Migrating from Token Ring
Token-ring network emerged in the networking field in 1980s. In that era, it presented unsurpassed performance, reliability, as well scalability characteristics far overwhelming the capabilities of other local area networking technologies. However, during the recent decade, development in Ethernet technology has outdone the capabilities of token-ring. Today, even though there are still countless token-ring equipment s sold yearly, networking experts have almost exclusively opted for Ethernet technology. Things to Consider Preparation for a switch from token-ring technology to Ethernet technology should comprise of a careful reflection on various components of the network.
Adapters and workstations, type of cabling, hubs and switches, Layer 2/ Layer 2 network structure, servers, and network organization (Clark, & Hamilton, 1999). Adapters and Workstations For a network device to access a network, it requires an Ethernet adapter. Luckily, various network devices now come with an in-built Ethernet adapter, but for those do not have, adapters are readily available. Tools required Cabling This system consist of a set of shielded twisted pair (STP) cable arrangements, connectors as well other hardware that IBM came up with and tested to offer an inclusive building wiring structure for token-ring.
The cable specifications used in ICS token-ring differ from those specified later for Ethernet using unshielded twisted pair. Luckily, the disparity can be hadled, and that in most instances present STP cable can be utilized quite efficiently in Ethernet (Clark & Hamilton, 1999). Rings and stars Token-ring utilizes ring topology, which has special self-healing features that offer survivability of special network outage scenarios. Ethernet technology is based on a star topology, and redundancy is attained using backup connections and backup switches. One of the first details in scheming for a migration to the Ethernet is to examine the present token-ring cable topology.
Hubs and switches Ethernet hubs and switches stand for the cabling closet tool of the Ethernet network. Considering the condition of the Ethernet hardware industry at present as well as the price disparity of hubs and switches, switches are specially the favored attachment component for Ethernet client stations.This network design refers to all the concerns surrounding the placement and linkage of Layer 2 switches and Layer 3 switches or routers. Token-ring technologies were normally structured in a fairly “plain” manner, using more (source routing) bridges and fewer routers than Ethernet technologies. Servers Each program and/or protocol that runs on a certain server should be listed, so that its appropriateness for the functioning over Ethernet can be ascertained.
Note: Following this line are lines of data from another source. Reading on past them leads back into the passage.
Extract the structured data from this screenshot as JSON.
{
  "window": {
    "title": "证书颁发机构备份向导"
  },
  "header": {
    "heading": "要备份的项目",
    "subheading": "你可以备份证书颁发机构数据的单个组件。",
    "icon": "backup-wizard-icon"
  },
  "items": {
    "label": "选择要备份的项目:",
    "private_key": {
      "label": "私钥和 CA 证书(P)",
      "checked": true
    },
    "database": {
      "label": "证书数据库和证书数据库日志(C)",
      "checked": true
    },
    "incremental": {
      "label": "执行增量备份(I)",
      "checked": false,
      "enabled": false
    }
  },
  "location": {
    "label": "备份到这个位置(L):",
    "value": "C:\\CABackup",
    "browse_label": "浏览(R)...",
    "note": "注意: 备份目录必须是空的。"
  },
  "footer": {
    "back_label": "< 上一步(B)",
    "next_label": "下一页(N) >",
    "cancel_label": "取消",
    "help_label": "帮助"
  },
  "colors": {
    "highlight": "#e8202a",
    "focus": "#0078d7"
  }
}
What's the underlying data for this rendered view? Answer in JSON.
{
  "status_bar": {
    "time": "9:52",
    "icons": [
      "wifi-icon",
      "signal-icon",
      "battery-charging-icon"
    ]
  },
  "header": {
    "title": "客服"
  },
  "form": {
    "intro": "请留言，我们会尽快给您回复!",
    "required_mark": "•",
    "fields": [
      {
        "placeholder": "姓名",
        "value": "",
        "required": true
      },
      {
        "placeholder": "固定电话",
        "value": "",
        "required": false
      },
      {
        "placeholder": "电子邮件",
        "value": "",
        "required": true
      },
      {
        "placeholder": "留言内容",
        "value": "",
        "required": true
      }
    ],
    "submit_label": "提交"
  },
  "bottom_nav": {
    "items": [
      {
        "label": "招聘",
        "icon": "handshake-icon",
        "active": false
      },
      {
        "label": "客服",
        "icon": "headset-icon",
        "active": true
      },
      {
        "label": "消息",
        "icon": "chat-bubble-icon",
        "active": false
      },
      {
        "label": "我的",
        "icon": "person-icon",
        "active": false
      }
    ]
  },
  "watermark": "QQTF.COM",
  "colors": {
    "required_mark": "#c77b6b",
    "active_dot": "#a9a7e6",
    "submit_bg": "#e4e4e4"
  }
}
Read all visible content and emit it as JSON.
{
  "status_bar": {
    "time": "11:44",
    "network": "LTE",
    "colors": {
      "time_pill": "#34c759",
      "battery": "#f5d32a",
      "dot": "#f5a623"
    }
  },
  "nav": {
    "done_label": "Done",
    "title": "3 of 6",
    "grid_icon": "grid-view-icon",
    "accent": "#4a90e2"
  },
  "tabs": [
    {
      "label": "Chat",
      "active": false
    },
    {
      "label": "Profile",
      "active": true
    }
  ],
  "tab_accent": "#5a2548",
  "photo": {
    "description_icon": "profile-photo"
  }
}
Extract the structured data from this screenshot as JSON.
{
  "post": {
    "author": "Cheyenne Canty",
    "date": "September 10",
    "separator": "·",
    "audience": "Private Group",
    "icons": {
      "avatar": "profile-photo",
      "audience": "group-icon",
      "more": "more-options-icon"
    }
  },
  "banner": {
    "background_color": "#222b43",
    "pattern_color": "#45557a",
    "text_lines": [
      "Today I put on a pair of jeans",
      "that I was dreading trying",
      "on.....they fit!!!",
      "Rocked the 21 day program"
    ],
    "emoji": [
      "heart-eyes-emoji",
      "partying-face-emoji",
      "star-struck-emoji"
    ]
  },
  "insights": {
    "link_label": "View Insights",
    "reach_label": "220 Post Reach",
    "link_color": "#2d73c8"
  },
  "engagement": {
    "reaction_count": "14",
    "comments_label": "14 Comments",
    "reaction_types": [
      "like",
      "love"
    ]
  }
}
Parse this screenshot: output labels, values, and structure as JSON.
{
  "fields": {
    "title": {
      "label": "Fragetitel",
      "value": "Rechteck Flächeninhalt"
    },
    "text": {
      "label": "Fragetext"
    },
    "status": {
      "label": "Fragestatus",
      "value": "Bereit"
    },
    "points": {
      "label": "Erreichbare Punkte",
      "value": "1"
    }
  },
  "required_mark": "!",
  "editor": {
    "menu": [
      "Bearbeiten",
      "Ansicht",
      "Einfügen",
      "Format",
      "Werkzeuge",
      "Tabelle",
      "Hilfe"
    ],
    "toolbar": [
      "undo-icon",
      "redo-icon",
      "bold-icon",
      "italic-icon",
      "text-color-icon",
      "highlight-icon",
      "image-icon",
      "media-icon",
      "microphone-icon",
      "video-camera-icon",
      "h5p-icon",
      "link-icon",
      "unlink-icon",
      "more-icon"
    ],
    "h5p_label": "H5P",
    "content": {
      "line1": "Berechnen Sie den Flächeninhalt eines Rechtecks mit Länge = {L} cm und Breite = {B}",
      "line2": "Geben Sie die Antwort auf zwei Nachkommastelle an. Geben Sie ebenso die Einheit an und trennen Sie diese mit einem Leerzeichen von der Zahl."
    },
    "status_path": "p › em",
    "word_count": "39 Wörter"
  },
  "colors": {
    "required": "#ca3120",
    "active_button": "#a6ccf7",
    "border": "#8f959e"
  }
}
Network management should be a major tool of the structure of the new Ethernet technology. Network organization programs and platforms are extensively available. General Steps Involved in Migration Like in any other plan, considering the present network is the first and most significant step. To consider the structure of a list of workstations, cabling, closet hubs/switches, LAN main cables, server connectivity/protocols and overall structure is necessary. Step 2 is to come up with a target network design for the Ethernet technology.
This step should consider all the parts mentioned in step one (Dean, 2009). Step 3 is to decide on migration staging structure. To settle on how to maneuver the migration of token-ring edge components to Ethernet. Step 4 is to prepare for the destination network. In this step, the items listed in step will be purchased or put in place. If the existing cabling is utilized, it is advisable to test the cables to make sure of proper specifications with correct connectors intact.
Step 5 is to put the new network backbone in place. This consists of structuring a parallel network to the present token-ring network without users or servers connected. Step 6 is to tie the new Ethernet main cables to the token-ring main cables through a router or Layer 3 switch. Step 7 is to move the servers to the new Ethernet technology. In this step, adapters would be connected to the present servers and the servers would be linked to the new Ethernet network (Dean, 2009). Finally, user groups are migrated basing on the structure already specified above.
Owing to the process employed in the migration scheme, new adapters will be put in place.